**Goal of the exercise**. If a line in the entries below includes "header", show that line.

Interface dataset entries
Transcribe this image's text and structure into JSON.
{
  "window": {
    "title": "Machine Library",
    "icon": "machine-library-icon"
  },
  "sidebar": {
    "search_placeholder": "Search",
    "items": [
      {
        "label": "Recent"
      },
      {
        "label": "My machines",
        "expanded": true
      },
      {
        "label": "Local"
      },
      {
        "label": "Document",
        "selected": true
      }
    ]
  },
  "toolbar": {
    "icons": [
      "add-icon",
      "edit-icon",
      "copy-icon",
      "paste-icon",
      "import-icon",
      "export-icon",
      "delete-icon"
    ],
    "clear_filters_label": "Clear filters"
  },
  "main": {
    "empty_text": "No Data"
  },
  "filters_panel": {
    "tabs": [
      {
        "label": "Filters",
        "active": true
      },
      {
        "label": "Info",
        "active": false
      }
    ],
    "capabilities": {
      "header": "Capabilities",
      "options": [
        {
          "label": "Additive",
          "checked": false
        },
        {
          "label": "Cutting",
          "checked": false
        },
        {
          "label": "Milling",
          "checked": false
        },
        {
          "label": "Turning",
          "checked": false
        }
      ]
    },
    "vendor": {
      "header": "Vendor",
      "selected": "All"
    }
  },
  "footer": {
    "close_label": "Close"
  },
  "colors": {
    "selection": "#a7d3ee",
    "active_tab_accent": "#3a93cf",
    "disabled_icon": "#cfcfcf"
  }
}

**Solution to this task**.
      "header": "Capabilities",
      "header": "Vendor",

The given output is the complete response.